RichardWassersug

2009: Human Posture in Public Space: Handholding in Same-Sex Couples

The act of touching between men and women is an important means of expressing intimacy. Touching conveys different messages or meanings related to intimacy, status and power. Touching also varies with gender, culture and age. Handholding is a little-researched, major form of reciprocal touch between men and women. However, when it comes to handholding in same sex couples, we know almost nothing.

Both men and women rate handholding as the most intimate and least dominating form of touch. While handholding has been characterized as a nearly equal non-verbal practice between sexes, the details of the act could be seen as fitting traditional male superiority: studies on hand-holding in heterosexual couples have shown that men’s hands were significantly more likely to be the upper one in couples of differing heights, ages, hand preferences, ethnicity, and culture.

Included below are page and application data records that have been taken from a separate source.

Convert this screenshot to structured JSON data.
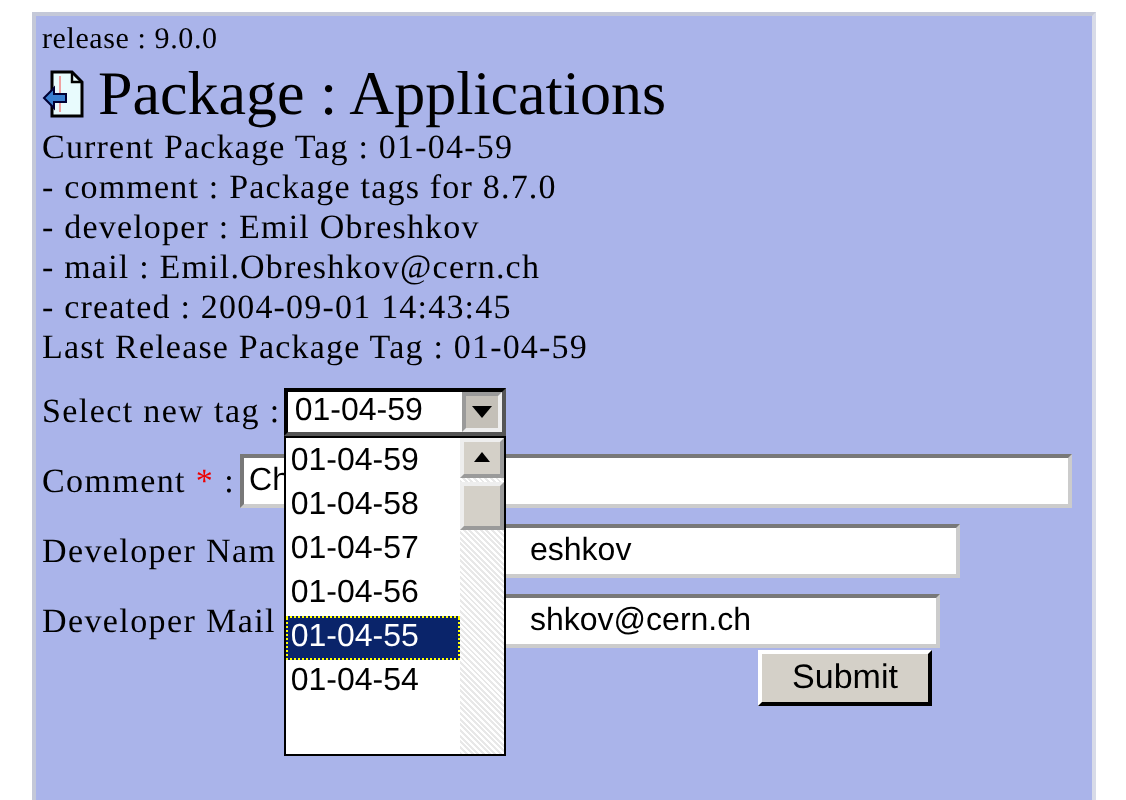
{
  "release": "release : 9.0.0",
  "title": "Package : Applications",
  "info_lines": [
    "Current Package Tag : 01-04-59",
    "- comment : Package tags for 8.7.0",
    "- developer : Emil Obreshkov",
    "- mail : Emil.Obreshkov@cern.ch",
    "- created : 2004-09-01 14:43:45",
    "Last Release Package Tag : 01-04-59"
  ],
  "form": {
    "select_label": "Select new tag :",
    "select_value": "01-04-59",
    "dropdown": {
      "expanded": true,
      "options": [
        {
          "label": "01-04-59",
          "selected": false
        },
        {
          "label": "01-04-58",
          "selected": false
        },
        {
          "label": "01-04-57",
          "selected": false
        },
        {
          "label": "01-04-56",
          "selected": false
        },
        {
          "label": "01-04-55",
          "selected": true
        },
        {
          "label": "01-04-54",
          "selected": false
        }
      ]
    },
    "comment": {
      "label": "Comment",
      "required_mark": "*",
      "suffix": ":",
      "value": "Ch"
    },
    "name": {
      "label": "Developer Nam",
      "value": "eshkov"
    },
    "mail": {
      "label": "Developer Mail",
      "value": "shkov@cern.ch"
    },
    "submit": "Submit"
  }
}
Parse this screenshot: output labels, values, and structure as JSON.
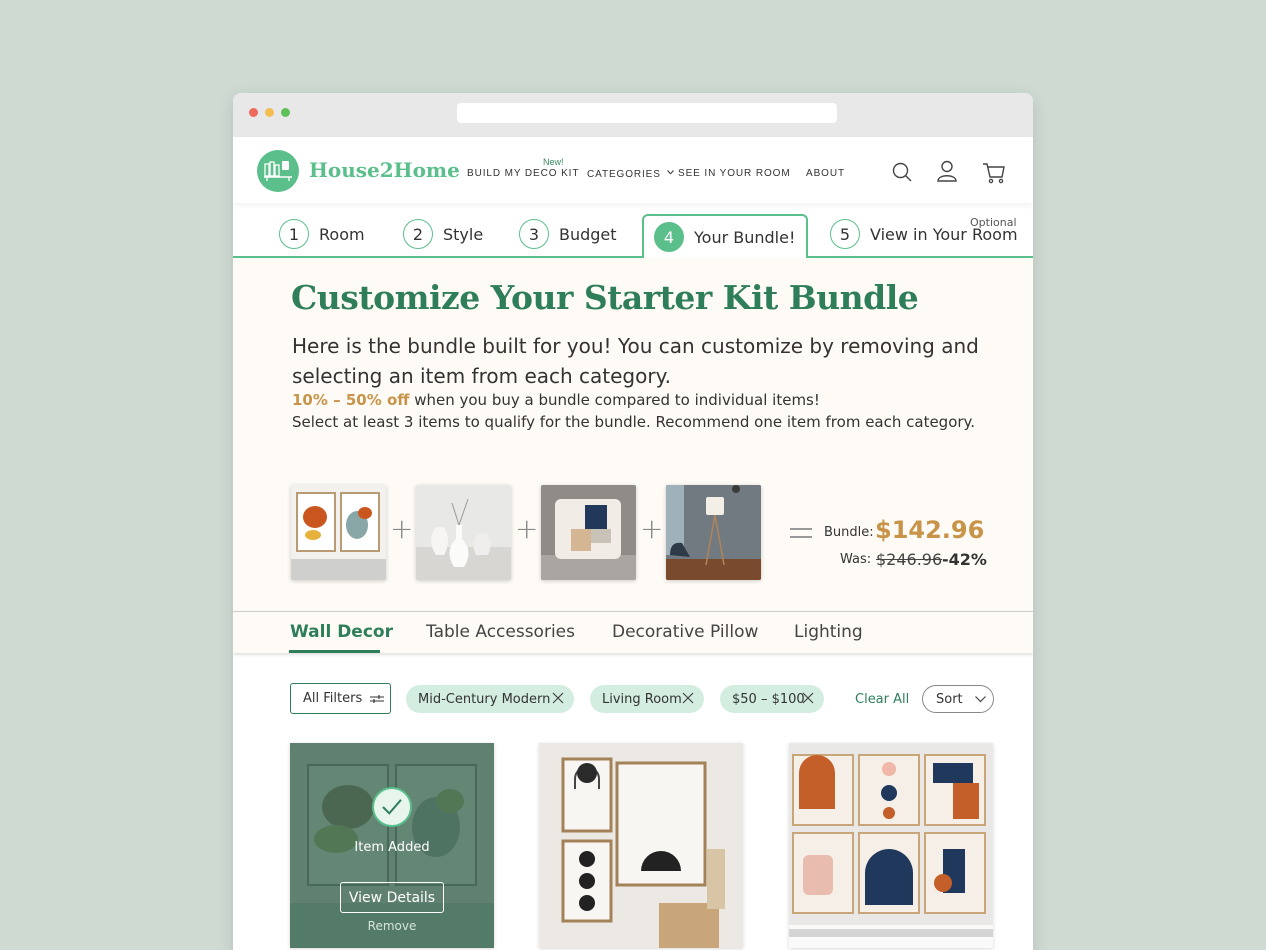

Men’s hands were more likely to lead, regardless of the sex of the initiator of public handholding, indicating possible sex, status, and power differences (real or perceived) between partners.

We hypothesize that hand-holding posture might be predictive of the dynamics within lesbian dyads. Due to previous studies’ conclusions about handholding and their possible indication of status and power differences in heterosexual couples, we hypothesize that the same may be true in terms of who has the leading hand in same sex couples. This will be the first study to look at the significance of hand holding in adults that factor out sex differences in a couple.